[Records from a data collection]
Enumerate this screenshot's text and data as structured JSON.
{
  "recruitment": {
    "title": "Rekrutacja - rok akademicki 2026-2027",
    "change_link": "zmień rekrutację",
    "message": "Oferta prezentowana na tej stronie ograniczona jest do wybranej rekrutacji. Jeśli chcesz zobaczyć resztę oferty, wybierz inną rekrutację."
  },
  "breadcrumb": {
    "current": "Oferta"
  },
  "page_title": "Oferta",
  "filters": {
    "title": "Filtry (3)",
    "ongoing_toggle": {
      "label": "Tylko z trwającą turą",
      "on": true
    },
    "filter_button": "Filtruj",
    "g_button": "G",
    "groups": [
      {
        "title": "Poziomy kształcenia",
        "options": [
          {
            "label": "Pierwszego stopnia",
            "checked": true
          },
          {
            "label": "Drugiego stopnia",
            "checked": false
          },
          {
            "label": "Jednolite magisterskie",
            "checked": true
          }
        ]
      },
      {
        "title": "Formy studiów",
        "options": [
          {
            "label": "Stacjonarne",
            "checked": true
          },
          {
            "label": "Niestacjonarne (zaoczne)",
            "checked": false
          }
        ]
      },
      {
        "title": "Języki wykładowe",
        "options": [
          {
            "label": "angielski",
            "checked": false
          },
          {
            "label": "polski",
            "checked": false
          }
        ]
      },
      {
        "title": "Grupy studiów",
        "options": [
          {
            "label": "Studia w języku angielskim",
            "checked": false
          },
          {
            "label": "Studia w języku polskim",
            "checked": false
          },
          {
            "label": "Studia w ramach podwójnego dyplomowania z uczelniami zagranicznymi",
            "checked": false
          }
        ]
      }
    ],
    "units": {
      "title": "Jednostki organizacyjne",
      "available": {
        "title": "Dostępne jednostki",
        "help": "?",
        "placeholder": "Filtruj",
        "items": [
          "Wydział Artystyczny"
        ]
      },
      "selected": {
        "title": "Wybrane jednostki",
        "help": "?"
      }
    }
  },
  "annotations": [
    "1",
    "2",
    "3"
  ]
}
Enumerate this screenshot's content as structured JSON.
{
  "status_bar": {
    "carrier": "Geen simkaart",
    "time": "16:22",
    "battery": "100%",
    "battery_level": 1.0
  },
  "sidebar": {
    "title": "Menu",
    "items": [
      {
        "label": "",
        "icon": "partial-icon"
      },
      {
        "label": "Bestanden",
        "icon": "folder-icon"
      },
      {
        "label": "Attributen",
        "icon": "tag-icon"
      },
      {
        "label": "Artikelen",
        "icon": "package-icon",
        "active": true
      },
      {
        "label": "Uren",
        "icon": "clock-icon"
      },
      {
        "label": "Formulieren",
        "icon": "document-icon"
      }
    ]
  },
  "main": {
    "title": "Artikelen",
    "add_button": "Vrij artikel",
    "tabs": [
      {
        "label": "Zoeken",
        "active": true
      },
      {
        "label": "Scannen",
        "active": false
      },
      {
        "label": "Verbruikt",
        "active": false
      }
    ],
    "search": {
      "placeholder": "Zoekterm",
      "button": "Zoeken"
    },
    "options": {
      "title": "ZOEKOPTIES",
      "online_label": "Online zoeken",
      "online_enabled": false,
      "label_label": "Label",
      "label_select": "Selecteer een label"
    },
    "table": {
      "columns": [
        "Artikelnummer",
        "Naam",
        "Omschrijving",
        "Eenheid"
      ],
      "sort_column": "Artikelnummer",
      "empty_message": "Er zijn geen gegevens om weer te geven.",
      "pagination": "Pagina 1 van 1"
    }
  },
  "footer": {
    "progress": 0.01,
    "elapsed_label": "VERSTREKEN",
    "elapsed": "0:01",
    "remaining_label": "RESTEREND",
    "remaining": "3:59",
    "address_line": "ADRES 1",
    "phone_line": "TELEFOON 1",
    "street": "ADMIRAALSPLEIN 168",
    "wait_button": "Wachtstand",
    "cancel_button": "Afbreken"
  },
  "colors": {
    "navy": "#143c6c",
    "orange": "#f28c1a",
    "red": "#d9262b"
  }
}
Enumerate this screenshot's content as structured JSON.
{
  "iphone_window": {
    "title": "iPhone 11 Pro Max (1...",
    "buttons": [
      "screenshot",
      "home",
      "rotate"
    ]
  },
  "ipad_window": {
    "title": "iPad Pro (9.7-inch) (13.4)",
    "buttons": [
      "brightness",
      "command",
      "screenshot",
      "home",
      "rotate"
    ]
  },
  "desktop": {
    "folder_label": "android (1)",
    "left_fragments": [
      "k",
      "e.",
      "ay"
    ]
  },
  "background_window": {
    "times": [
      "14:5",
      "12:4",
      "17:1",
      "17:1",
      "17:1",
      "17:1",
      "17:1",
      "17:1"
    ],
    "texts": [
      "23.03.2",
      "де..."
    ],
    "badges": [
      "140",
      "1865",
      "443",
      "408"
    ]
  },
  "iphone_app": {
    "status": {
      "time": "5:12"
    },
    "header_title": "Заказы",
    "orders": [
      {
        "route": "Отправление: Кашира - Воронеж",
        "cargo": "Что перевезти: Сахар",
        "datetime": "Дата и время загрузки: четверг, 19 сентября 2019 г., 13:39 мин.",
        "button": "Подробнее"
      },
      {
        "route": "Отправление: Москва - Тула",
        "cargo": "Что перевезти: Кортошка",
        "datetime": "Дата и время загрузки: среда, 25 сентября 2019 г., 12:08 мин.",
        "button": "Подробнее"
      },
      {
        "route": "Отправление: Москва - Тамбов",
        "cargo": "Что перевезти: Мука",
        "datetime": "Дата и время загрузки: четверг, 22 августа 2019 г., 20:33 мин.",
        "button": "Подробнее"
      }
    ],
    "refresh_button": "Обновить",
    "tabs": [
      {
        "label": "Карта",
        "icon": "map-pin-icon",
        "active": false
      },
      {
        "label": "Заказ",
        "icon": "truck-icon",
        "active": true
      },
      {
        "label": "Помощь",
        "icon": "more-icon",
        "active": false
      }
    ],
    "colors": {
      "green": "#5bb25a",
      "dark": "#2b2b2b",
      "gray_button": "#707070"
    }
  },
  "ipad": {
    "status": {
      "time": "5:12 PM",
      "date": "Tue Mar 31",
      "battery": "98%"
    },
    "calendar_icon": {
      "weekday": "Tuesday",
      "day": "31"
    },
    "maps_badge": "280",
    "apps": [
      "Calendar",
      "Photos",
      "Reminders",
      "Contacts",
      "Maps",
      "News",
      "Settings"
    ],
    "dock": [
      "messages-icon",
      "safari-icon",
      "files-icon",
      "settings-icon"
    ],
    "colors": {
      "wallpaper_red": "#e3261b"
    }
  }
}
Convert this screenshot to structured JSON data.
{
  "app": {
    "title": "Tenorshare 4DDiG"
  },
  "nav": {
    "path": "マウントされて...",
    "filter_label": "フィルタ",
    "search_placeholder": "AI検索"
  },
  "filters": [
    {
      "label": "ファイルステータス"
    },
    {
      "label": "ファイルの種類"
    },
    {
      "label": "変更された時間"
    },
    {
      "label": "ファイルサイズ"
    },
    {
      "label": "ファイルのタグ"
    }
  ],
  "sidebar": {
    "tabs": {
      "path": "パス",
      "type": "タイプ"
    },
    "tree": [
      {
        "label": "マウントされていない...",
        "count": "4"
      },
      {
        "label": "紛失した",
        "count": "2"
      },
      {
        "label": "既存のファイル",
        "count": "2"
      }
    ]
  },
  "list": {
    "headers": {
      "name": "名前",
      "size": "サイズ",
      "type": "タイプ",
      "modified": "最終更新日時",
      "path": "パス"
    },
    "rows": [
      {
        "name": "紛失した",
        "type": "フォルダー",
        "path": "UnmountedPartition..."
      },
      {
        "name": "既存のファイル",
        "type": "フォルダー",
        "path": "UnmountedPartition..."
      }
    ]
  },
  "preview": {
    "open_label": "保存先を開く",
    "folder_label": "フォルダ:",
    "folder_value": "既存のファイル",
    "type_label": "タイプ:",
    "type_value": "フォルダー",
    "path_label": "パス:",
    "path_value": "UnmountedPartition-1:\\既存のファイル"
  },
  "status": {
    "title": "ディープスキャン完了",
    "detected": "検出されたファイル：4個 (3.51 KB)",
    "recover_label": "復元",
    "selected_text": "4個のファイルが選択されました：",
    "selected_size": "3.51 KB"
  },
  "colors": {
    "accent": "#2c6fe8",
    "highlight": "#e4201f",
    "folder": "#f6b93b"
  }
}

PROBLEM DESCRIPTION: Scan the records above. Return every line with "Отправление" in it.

EXERCISE SOLUTION:
        "route": "Отправление: Кашира - Воронеж",
        "route": "Отправление: Москва - Тула",
        "route": "Отправление: Москва - Тамбов",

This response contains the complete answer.